• _Records shown_
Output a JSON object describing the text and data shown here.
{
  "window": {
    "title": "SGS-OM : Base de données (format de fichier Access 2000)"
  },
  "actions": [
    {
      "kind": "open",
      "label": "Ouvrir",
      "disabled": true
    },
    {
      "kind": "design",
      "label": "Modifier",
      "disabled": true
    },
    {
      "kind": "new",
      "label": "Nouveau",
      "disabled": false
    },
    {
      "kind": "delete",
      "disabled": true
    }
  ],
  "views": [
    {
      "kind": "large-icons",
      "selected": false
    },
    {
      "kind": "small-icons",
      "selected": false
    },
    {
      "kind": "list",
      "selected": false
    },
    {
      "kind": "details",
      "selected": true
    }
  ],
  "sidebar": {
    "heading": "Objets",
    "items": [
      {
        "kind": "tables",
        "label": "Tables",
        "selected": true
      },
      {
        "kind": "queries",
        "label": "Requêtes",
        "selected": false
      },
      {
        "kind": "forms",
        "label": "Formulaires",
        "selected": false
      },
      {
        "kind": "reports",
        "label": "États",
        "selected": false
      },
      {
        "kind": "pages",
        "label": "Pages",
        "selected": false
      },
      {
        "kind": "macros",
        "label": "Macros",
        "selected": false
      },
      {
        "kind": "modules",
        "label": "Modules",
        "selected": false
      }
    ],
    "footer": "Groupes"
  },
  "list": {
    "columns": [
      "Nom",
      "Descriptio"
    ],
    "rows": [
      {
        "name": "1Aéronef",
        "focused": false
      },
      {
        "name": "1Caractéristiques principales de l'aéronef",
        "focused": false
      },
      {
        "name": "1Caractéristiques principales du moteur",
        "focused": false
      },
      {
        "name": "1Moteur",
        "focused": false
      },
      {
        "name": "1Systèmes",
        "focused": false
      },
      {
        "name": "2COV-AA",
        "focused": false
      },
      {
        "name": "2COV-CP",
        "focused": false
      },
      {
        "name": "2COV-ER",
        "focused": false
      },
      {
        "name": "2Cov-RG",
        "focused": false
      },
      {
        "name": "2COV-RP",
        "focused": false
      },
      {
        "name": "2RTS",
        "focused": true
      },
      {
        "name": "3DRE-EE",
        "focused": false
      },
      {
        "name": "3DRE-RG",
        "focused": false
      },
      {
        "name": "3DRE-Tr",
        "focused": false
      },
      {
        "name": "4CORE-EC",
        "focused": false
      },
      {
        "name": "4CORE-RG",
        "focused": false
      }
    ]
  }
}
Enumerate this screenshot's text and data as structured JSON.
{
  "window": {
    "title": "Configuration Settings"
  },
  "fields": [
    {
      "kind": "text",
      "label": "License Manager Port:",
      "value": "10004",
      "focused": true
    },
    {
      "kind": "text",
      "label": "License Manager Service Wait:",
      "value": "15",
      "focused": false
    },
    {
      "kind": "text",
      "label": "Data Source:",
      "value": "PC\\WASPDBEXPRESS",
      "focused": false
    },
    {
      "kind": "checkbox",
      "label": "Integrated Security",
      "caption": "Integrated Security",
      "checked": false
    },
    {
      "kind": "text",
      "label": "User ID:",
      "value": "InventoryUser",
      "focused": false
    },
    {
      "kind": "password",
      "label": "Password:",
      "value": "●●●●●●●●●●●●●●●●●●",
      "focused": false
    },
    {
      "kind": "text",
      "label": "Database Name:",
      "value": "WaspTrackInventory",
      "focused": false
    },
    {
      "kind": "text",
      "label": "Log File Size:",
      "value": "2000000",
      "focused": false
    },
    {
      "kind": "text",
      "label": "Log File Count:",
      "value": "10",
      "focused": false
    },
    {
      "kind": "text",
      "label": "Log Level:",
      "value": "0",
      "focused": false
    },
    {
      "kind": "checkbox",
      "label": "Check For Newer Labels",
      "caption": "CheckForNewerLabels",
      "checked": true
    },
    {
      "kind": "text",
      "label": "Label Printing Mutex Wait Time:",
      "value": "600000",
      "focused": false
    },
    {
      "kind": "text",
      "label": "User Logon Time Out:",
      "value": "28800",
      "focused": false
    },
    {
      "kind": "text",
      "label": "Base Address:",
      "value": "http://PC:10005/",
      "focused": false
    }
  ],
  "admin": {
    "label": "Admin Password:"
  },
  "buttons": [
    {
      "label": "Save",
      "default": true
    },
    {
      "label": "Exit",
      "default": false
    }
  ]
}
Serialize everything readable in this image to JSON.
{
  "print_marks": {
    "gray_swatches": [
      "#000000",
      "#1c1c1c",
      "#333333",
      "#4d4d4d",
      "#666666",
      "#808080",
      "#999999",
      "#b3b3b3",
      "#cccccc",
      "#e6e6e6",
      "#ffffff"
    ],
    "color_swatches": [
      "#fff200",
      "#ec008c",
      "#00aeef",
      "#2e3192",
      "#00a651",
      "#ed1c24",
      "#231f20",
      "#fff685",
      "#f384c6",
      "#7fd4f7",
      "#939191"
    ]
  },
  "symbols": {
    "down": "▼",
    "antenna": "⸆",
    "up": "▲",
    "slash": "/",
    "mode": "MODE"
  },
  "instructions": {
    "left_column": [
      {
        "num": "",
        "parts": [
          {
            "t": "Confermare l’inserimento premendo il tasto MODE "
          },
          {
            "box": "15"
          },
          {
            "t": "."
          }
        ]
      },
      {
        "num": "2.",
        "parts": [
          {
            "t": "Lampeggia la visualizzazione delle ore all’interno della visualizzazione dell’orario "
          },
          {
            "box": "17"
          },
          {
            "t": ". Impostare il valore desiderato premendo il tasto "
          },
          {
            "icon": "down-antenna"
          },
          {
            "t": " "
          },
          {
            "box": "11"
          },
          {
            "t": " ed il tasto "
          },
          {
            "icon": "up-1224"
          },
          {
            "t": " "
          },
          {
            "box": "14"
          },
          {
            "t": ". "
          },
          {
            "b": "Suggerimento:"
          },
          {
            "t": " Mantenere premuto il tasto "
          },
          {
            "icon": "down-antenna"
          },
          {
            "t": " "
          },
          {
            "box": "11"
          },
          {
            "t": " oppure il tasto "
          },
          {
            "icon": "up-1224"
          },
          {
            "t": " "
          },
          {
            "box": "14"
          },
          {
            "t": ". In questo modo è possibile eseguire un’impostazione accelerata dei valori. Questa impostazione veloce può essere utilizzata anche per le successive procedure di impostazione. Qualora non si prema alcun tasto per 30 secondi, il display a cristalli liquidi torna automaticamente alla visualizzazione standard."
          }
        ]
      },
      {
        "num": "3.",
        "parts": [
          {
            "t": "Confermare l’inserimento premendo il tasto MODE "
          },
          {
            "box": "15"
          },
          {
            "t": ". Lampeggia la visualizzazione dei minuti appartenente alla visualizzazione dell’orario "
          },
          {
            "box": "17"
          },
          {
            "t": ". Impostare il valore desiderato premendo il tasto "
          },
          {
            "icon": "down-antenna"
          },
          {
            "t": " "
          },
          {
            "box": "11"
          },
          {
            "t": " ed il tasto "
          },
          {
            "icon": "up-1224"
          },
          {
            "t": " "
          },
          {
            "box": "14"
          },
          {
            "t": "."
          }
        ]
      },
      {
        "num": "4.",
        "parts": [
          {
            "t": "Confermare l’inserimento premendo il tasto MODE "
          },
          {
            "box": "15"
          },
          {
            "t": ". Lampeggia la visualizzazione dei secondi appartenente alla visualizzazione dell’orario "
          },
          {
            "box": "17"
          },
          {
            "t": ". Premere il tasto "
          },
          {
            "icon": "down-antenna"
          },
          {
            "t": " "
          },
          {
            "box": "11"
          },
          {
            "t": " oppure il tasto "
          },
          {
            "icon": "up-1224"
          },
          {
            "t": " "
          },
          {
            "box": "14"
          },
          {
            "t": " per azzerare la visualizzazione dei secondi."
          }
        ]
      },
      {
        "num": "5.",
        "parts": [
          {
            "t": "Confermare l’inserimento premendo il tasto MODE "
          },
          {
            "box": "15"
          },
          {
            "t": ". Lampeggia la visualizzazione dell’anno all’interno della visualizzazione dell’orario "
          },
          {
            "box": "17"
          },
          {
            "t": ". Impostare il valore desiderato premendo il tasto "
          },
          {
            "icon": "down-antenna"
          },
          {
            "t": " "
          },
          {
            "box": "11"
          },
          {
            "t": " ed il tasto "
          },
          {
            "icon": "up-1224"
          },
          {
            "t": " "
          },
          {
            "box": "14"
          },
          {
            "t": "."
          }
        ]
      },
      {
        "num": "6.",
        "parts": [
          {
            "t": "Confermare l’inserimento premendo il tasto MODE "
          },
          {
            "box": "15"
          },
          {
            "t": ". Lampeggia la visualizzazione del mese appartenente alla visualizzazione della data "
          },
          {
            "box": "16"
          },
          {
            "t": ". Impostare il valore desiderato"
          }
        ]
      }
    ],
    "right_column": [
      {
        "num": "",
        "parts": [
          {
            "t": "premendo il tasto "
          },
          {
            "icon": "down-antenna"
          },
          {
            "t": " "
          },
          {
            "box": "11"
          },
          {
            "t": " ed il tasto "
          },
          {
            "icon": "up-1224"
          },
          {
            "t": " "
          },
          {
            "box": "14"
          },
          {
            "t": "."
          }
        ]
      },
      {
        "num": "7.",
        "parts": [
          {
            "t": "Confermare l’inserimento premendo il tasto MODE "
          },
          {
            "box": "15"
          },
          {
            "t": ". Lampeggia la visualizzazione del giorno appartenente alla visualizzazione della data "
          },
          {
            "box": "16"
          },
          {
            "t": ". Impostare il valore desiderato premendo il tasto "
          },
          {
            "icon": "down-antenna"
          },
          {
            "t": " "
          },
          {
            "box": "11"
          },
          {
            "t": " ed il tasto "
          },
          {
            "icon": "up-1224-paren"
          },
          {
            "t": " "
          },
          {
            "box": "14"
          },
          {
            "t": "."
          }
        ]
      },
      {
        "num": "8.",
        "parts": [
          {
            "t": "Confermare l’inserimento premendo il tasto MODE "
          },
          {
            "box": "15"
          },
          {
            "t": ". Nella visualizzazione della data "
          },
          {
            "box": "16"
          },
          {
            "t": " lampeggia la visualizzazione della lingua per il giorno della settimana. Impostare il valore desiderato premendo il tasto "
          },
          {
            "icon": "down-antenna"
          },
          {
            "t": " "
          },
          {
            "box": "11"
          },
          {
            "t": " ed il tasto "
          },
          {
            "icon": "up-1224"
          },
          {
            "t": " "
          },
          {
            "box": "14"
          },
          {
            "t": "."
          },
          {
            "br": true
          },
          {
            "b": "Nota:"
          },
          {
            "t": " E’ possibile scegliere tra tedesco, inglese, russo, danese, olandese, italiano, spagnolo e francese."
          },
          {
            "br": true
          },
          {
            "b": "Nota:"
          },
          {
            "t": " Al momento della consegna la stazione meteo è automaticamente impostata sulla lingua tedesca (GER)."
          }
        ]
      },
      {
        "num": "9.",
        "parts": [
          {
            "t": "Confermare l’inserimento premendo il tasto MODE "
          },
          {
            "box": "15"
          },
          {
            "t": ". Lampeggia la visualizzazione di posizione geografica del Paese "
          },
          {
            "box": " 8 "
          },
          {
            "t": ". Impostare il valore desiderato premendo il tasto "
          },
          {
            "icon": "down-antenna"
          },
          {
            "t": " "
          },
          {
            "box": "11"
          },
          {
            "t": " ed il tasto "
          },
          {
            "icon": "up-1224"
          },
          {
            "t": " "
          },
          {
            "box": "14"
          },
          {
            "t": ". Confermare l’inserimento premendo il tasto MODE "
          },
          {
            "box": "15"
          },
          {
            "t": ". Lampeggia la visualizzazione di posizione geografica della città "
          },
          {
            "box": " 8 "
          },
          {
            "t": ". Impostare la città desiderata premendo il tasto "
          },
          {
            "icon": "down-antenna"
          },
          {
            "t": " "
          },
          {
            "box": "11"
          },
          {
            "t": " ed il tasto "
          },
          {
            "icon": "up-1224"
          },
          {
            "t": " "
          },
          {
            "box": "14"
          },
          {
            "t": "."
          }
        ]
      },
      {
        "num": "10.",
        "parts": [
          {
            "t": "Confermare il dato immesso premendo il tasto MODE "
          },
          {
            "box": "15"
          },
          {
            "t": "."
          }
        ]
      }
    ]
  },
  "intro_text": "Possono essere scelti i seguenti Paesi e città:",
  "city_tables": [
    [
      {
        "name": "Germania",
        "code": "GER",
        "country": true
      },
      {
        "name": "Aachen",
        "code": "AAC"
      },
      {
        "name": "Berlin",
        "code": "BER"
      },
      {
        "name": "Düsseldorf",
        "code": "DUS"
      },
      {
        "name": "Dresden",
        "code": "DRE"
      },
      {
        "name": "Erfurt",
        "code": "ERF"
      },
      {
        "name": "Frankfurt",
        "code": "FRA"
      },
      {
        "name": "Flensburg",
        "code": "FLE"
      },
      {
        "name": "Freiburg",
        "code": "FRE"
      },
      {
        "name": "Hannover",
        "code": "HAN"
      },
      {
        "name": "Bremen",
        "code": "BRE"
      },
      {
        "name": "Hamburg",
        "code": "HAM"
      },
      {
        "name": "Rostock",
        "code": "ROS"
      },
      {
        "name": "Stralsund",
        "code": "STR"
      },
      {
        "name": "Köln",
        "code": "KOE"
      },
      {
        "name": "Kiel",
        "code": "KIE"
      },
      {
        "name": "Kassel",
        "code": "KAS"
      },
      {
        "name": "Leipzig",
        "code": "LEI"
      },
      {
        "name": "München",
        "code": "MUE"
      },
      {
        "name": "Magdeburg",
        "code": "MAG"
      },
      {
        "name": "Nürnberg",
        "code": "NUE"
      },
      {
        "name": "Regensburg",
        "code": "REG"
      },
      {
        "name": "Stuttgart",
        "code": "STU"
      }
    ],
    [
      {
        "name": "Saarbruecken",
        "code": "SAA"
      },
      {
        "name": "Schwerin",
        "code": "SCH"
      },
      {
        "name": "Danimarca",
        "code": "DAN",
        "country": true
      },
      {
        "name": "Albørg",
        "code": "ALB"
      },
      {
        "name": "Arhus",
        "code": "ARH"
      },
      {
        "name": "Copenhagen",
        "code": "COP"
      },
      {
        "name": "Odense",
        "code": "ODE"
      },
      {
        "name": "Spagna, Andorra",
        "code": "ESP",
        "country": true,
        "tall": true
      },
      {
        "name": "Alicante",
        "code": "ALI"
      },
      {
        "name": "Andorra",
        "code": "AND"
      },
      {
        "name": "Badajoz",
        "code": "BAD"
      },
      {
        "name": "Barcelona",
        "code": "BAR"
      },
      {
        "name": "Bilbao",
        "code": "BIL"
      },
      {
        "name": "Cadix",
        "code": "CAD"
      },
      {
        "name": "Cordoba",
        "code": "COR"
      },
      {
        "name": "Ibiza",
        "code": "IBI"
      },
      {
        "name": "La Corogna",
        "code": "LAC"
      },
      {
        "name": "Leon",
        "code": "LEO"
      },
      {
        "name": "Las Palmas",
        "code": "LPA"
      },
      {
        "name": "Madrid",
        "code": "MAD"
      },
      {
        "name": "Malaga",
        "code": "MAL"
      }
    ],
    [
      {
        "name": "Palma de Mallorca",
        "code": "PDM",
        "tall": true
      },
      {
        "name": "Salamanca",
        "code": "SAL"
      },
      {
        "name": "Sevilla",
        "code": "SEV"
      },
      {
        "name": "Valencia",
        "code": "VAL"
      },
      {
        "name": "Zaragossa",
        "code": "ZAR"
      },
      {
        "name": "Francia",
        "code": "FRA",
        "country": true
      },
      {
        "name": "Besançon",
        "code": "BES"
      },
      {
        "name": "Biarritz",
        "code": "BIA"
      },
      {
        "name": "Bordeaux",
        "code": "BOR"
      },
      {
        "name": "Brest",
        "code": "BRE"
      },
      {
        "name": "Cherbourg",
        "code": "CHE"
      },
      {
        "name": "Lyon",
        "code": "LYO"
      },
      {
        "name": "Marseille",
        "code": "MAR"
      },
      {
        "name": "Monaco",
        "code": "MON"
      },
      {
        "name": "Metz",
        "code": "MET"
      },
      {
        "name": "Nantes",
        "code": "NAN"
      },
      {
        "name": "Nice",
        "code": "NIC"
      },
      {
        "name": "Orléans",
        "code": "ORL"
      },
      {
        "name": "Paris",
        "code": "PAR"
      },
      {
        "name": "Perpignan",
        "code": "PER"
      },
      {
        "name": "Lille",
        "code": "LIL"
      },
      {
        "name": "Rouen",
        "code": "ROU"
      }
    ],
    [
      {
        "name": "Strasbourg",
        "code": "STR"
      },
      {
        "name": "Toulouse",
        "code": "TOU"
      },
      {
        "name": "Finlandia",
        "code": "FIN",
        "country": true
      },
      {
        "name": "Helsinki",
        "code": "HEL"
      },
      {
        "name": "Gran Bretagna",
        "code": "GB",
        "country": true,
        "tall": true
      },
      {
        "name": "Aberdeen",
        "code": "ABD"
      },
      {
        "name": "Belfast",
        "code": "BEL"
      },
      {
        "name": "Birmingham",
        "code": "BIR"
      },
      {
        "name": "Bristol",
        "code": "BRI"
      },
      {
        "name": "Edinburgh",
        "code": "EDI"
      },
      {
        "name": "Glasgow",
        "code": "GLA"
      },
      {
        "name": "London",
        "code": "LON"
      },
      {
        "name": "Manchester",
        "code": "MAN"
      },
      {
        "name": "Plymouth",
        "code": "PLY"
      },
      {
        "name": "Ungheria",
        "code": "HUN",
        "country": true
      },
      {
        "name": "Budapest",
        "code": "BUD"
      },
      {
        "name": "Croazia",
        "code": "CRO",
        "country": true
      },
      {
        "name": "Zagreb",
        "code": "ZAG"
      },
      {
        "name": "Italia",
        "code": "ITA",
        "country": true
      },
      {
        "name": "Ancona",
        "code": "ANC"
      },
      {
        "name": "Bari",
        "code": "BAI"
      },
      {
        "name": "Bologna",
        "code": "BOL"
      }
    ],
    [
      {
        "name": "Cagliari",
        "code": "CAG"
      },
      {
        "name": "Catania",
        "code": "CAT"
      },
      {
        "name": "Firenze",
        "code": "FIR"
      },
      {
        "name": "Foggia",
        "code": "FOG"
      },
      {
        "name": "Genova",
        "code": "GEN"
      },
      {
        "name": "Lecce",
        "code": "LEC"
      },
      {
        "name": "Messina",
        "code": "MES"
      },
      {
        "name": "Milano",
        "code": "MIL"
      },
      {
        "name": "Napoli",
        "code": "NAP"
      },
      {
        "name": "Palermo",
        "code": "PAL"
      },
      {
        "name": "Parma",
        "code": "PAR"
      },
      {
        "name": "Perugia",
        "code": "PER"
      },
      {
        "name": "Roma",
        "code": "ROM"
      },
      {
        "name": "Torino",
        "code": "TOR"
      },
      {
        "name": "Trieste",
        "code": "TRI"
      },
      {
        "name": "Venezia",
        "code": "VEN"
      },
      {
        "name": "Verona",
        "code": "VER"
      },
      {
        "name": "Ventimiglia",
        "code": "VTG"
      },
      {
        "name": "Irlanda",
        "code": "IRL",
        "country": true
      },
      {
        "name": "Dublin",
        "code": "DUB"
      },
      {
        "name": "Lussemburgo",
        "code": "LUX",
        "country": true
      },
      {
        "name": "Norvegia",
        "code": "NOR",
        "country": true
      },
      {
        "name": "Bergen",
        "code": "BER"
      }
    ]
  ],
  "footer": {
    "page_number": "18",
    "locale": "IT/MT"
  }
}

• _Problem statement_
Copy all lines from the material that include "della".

• _Solution to this exercise_
            "t": "Lampeggia la visualizzazione delle ore all’interno della visualizzazione dell’orario "
            "t": ". Lampeggia la visualizzazione dell’anno all’interno della visualizzazione dell’orario "
            "t": ". Lampeggia la visualizzazione del mese appartenente alla visualizzazione della data "
            "t": ". Lampeggia la visualizzazione del giorno appartenente alla visualizzazione della data "
            "t": ". Nella visualizzazione della data "
            "t": " lampeggia la visualizzazione della lingua per il giorno della settimana. Impostare il valore desiderato premendo il tasto "
            "t": " Al momento della consegna la stazione meteo è automaticamente impostata sulla lingua tedesca (GER)."
            "t": ". Lampeggia la visualizzazione di posizione geografica della città "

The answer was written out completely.